The issuance of burn permits was originally suspended on May 1 of this year because of concerns that the COVID-19 pandemic would limit the ability of firefighters and resources from the Lower 48 to reach Alaska. The suspension remained in place on the Kenai Peninsula because of dry conditions in May and June.

In a Tuesday email, City of Seward Fire Chief Clinton Crites said that a burn suspension may be reissued locally if dry conditions or winds over 10 miles per hour develop in the area.

Mowry said that this year’s wildfire season has been relatively tame compared to last year. There was a slate of lightning-caused fires in early June, Mowry said, which occurred in mostly remote regions. Nine crews from the Lower 48 have had to be brought up so far this year to assist with firefighting, three of which were sent home because they were ultimately not needed, Mowry said.

Two holdover fires were reported on the peninsula in June that were associated with last year’s Swan Lake Fire: one on June 15 and another on June 26.

The first holdover fire was small and was extinguished within 10 minutes, according to a June 26 update on Akfireinfo.com. The second fire reached 7.2 acres in remote wilderness and is currently being monitored by wildland fire personnel, according to the July 7 report from Alaska’s Interagency Coordination Center.

Residents should always call 907-260-4269 or check conditions online before burning.

Reach reporter Brian Mazurek at bmazurek@peninsulaclarion.com.

More in News

Drummers perform during a celebration of the 10th anniversary of the Dena’ina Wellness Center in Kenai, Alaska, on Friday, July 12, 2024. (Jake Dye/Peninsula Clarion)
Kenaitze tribe celebrates 10 years of ‘far-fetched dream’ at wellness center

Community members recognized the work done at the Dena’ina Wellness Center over the past decade

The Kenai Safeway is seen on Wednesday, July 20, 2022. (Camille Botello/Peninsula Clarion)
Kenai and Soldotna Safeways may be sold under proposed Kroger-Albertsons merger

The local stores will be sold to CS Wholesale Grocers only if the merger overcomes suit from the FTC

Sockeye salmon caught in a set gillnet are dragged up onto the beach at a test site for selective harvest setnet gear in Kenai, Alaska, on Tuesday, July 25, 2023. (Jake Dye/Peninsula Clarion)
Draft plan published for disbursement of $11.5 million in 2021 and 2022 ESSN disasters

Public comment will be accepted for the draft spend plan until July 24

The Kasilof River is seen from the Kasilof River Recreation Area, July 30, 2019, in Kasilof, Alaska. (Photo by Erin Thompson/Peninsula Clarion)
King salmon fishing closed on Kasilof starting Monday

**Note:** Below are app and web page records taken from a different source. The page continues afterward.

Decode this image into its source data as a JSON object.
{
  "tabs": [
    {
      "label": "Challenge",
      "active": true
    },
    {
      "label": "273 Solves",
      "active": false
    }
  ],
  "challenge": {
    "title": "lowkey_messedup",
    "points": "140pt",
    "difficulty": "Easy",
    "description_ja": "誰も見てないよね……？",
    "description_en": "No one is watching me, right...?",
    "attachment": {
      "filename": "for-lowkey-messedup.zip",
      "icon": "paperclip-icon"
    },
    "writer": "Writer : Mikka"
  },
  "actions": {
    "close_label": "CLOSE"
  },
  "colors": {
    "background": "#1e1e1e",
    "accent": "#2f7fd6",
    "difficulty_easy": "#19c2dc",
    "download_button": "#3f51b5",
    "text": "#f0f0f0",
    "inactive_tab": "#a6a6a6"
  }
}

The emergency order is being issued to protect returning king salmon, citing weak returns

Soldotna City Hall is seen on Wednesday, June 23, 2021, in Soldotna, Alaska. (Ashlyn O’Hara/Peninsula Clarion)
Soldotna’s city council appropriates funds for FY 2025 capital projects

Improvements are described for streets, police facility, Soldotna Creek Park and Soldotna Community Memorial Park

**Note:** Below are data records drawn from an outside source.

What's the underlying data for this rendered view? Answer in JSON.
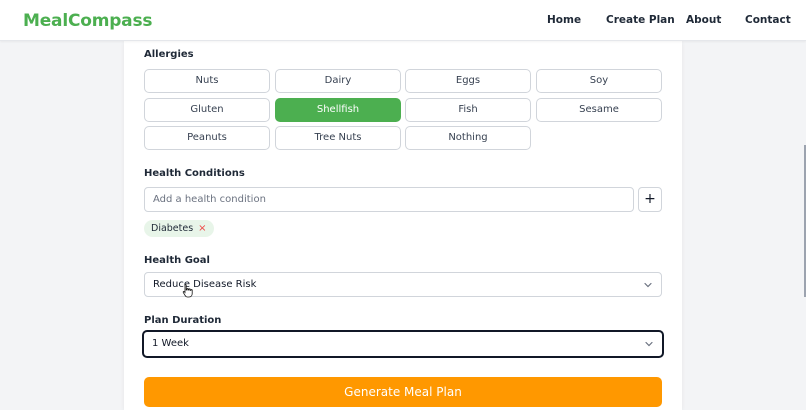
{
  "navbar": {
    "brand": "MealCompass",
    "links": [
      "Home",
      "Create Plan",
      "About",
      "Contact"
    ]
  },
  "allergies": {
    "label": "Allergies",
    "options": [
      "Nuts",
      "Dairy",
      "Eggs",
      "Soy",
      "Gluten",
      "Shellfish",
      "Fish",
      "Sesame",
      "Peanuts",
      "Tree Nuts",
      "Nothing"
    ],
    "selected": "Shellfish"
  },
  "health_conditions": {
    "label": "Health Conditions",
    "placeholder": "Add a health condition",
    "add_label": "+",
    "tags": [
      {
        "label": "Diabetes",
        "remove": "×"
      }
    ]
  },
  "health_goal": {
    "label": "Health Goal",
    "value": "Reduce Disease Risk"
  },
  "plan_duration": {
    "label": "Plan Duration",
    "value": "1 Week"
  },
  "generate_label": "Generate Meal Plan",
  "colors": {
    "brand": "#4caf50",
    "selected_option": "#4caf50",
    "generate_button": "#ff9800",
    "chip_bg": "#e8f5e9",
    "chip_remove": "#ef4444"
  }
}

Gina Plank processes sockeye salmon caught on the first day of Kenai River dipnetting with her table set up on the bank of the Kenai River in Kenai, Alaska, on Wednesday, July 10, 2024. (Jake Dye/Peninsula Clarion)
Kenai River open for dipnetting

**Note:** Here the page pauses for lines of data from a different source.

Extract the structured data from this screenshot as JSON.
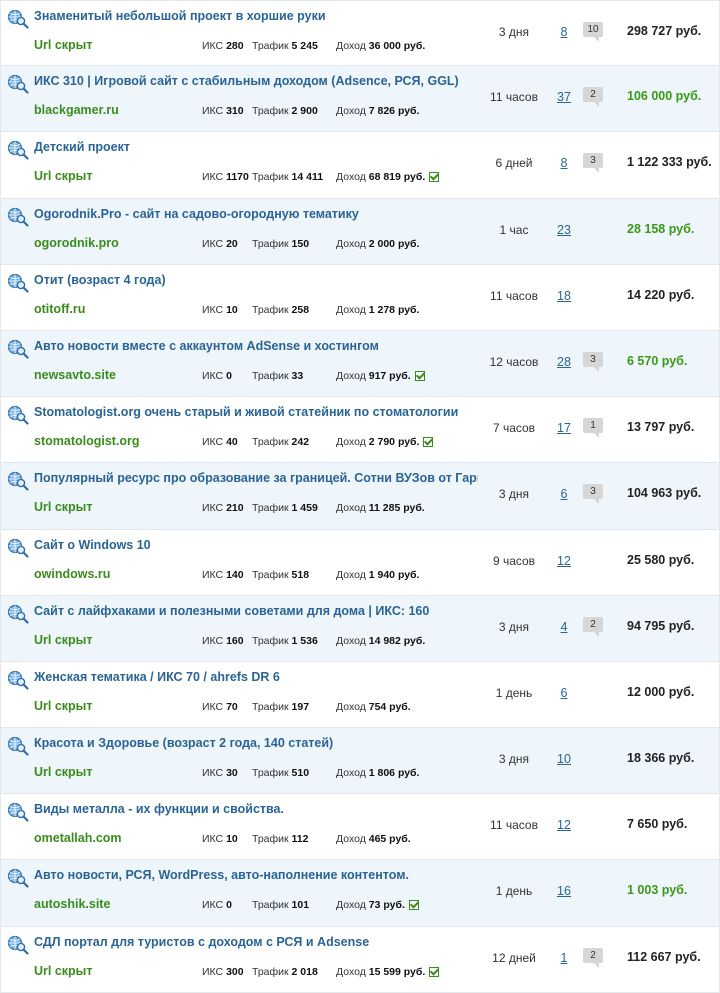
{
  "accent_colors": {
    "title": "#2a6496",
    "domain": "#3a8d1c",
    "price_highlight": "#3a9a16"
  },
  "labels": {
    "iks": "ИКС",
    "traffic": "Трафик",
    "income": "Доход"
  },
  "icon_name": "globe-search-icon",
  "listings": [
    {
      "title": "Знаменитый небольшой проект в хоршие руки",
      "domain": "Url скрыт",
      "iks": "280",
      "traffic": "5 245",
      "income": "36 000 руб.",
      "verified": false,
      "age": "3 дня",
      "bids": "8",
      "comments": "10",
      "price": "298 727 руб.",
      "price_green": false
    },
    {
      "title": "ИКС 310 | Игровой сайт с стабильным доходом (Adsence, РСЯ, GGL)",
      "domain": "blackgamer.ru",
      "iks": "310",
      "traffic": "2 900",
      "income": "7 826 руб.",
      "verified": false,
      "age": "11 часов",
      "bids": "37",
      "comments": "2",
      "price": "106 000 руб.",
      "price_green": true
    },
    {
      "title": "Детский проект",
      "domain": "Url скрыт",
      "iks": "1170",
      "traffic": "14 411",
      "income": "68 819 руб.",
      "verified": true,
      "age": "6 дней",
      "bids": "8",
      "comments": "3",
      "price": "1 122 333 руб.",
      "price_green": false
    },
    {
      "title": "Ogorodnik.Pro - сайт на садово-огородную тематику",
      "domain": "ogorodnik.pro",
      "iks": "20",
      "traffic": "150",
      "income": "2 000 руб.",
      "verified": false,
      "age": "1 час",
      "bids": "23",
      "comments": "",
      "price": "28 158 руб.",
      "price_green": true
    },
    {
      "title": "Отит (возраст 4 года)",
      "domain": "otitoff.ru",
      "iks": "10",
      "traffic": "258",
      "income": "1 278 руб.",
      "verified": false,
      "age": "11 часов",
      "bids": "18",
      "comments": "",
      "price": "14 220 руб.",
      "price_green": false
    },
    {
      "title": "Авто новости вместе с аккаунтом AdSense и хостингом",
      "domain": "newsavto.site",
      "iks": "0",
      "traffic": "33",
      "income": "917 руб.",
      "verified": true,
      "age": "12 часов",
      "bids": "28",
      "comments": "3",
      "price": "6 570 руб.",
      "price_green": true
    },
    {
      "title": "Stomatologist.org очень старый и живой статейник по стоматологии",
      "domain": "stomatologist.org",
      "iks": "40",
      "traffic": "242",
      "income": "2 790 руб.",
      "verified": true,
      "age": "7 часов",
      "bids": "17",
      "comments": "1",
      "price": "13 797 руб.",
      "price_green": false
    },
    {
      "title": "Популярный ресурс про образование за границей. Сотни ВУЗов от Гарвара",
      "domain": "Url скрыт",
      "iks": "210",
      "traffic": "1 459",
      "income": "11 285 руб.",
      "verified": false,
      "age": "3 дня",
      "bids": "6",
      "comments": "3",
      "price": "104 963 руб.",
      "price_green": false
    },
    {
      "title": "Сайт о Windows 10",
      "domain": "owindows.ru",
      "iks": "140",
      "traffic": "518",
      "income": "1 940 руб.",
      "verified": false,
      "age": "9 часов",
      "bids": "12",
      "comments": "",
      "price": "25 580 руб.",
      "price_green": false
    },
    {
      "title": "Сайт с лайфхаками и полезными советами для дома | ИКС: 160",
      "domain": "Url скрыт",
      "iks": "160",
      "traffic": "1 536",
      "income": "14 982 руб.",
      "verified": false,
      "age": "3 дня",
      "bids": "4",
      "comments": "2",
      "price": "94 795 руб.",
      "price_green": false
    },
    {
      "title": "Женская тематика / ИКС 70 / ahrefs DR 6",
      "domain": "Url скрыт",
      "iks": "70",
      "traffic": "197",
      "income": "754 руб.",
      "verified": false,
      "age": "1 день",
      "bids": "6",
      "comments": "",
      "price": "12 000 руб.",
      "price_green": false
    },
    {
      "title": "Красота и Здоровье (возраст 2 года, 140 статей)",
      "domain": "Url скрыт",
      "iks": "30",
      "traffic": "510",
      "income": "1 806 руб.",
      "verified": false,
      "age": "3 дня",
      "bids": "10",
      "comments": "",
      "price": "18 366 руб.",
      "price_green": false
    },
    {
      "title": "Виды металла - их функции и свойства.",
      "domain": "ometallah.com",
      "iks": "10",
      "traffic": "112",
      "income": "465 руб.",
      "verified": false,
      "age": "11 часов",
      "bids": "12",
      "comments": "",
      "price": "7 650 руб.",
      "price_green": false
    },
    {
      "title": "Авто новости, РСЯ, WordPress, авто-наполнение контентом.",
      "domain": "autoshik.site",
      "iks": "0",
      "traffic": "101",
      "income": "73 руб.",
      "verified": true,
      "age": "1 день",
      "bids": "16",
      "comments": "",
      "price": "1 003 руб.",
      "price_green": true
    },
    {
      "title": "СДЛ портал для туристов с доходом с РСЯ и Adsense",
      "domain": "Url скрыт",
      "iks": "300",
      "traffic": "2 018",
      "income": "15 599 руб.",
      "verified": true,
      "age": "12 дней",
      "bids": "1",
      "comments": "2",
      "price": "112 667 руб.",
      "price_green": false
    }
  ]
}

As of Tuesday, a total of 226,000 sockeye had been counted in the Kenai River’s late run

Assembly Vice President Tyson Cox speaks during a meeting of the Kenai Peninsula Borough Assembly in Soldotna, Alaska, on Tuesday, June 18, 2024. (Jake Dye/Peninsula Clarion)
Assembly won’t pursue further discussion on tabled bed tax resolution

Members say they’re going to work on a new version of the idea this winter

Gov. Mike Dunleavy pictured with members of the House majority after signing the fiscal year 2025 budget bills, Thursday, June 27, 2024, in Anchorage, Alaska. From left to right: Reps. Stanley Wright, Tom McKay, Thomas Baker, Craig Johnson, Kevin McCabe, Julie Coulombe and Laddie Shaw. (Photo provided by Office of the Governor)
Dunleavy signs capital budget with $3.7M in state funding for Kenai Peninsula, vetoes $3.3M

Roughly $90 million in federal funding also allocated to Kenai Peninsula

Alaska State Troopers logo.
Soldotna man arrested Friday after 30-minute police chase

The man had an outstanding warrant for felony probation violation

Most Read